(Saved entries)
★ ★ ★ ★

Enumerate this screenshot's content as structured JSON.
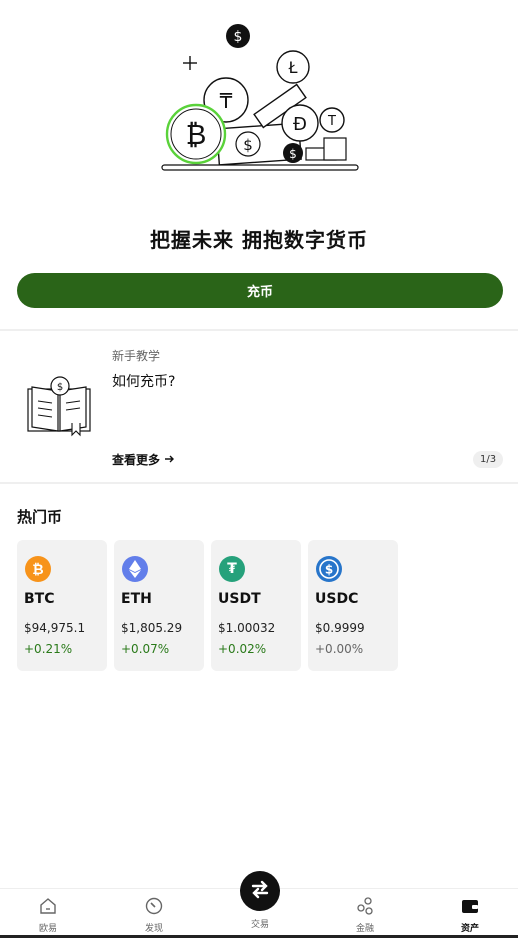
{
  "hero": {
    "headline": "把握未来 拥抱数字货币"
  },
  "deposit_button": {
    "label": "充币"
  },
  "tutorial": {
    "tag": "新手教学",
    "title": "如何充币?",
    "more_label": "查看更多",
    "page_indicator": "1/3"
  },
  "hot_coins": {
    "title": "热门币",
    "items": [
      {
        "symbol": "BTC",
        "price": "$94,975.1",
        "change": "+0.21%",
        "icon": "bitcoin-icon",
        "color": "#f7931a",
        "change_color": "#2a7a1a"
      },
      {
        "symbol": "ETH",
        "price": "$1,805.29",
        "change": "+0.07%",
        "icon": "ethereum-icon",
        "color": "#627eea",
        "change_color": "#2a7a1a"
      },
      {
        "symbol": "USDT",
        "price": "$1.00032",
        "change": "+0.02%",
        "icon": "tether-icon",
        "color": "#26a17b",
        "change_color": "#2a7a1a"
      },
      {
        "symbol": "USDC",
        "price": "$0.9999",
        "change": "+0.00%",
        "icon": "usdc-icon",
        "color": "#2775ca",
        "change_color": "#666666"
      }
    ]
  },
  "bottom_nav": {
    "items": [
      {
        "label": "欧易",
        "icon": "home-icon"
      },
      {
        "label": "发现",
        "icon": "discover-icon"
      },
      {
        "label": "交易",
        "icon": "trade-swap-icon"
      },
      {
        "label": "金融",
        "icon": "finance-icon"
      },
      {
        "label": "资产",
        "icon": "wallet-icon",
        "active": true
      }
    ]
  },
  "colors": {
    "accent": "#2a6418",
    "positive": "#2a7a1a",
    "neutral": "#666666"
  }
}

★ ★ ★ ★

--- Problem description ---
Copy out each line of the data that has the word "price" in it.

--- Exercise solution ---
        "price": "$94,975.1",
        "price": "$1,805.29",
        "price": "$1.00032",
        "price": "$0.9999",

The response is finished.